> **Work required**
Lines of the listing below that contain the string "title" are to be returned.
==== Source data ====
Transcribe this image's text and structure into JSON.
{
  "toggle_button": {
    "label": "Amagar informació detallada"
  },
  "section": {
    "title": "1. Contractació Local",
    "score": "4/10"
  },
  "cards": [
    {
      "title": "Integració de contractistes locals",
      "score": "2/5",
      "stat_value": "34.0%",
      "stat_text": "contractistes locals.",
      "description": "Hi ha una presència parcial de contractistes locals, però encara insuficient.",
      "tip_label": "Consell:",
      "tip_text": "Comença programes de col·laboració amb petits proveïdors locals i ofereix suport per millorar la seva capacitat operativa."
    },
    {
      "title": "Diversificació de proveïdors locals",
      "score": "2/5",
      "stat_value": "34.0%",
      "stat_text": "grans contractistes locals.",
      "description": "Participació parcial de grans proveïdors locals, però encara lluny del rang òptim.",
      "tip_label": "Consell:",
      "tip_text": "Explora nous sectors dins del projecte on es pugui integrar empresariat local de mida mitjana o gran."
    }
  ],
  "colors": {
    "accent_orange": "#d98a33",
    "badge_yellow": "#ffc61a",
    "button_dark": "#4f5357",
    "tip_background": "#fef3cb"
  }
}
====
> **Written response**
    "title": "1. Contractació Local",
      "title": "Integració de contractistes locals",
      "title": "Diversificació de proveïdors locals",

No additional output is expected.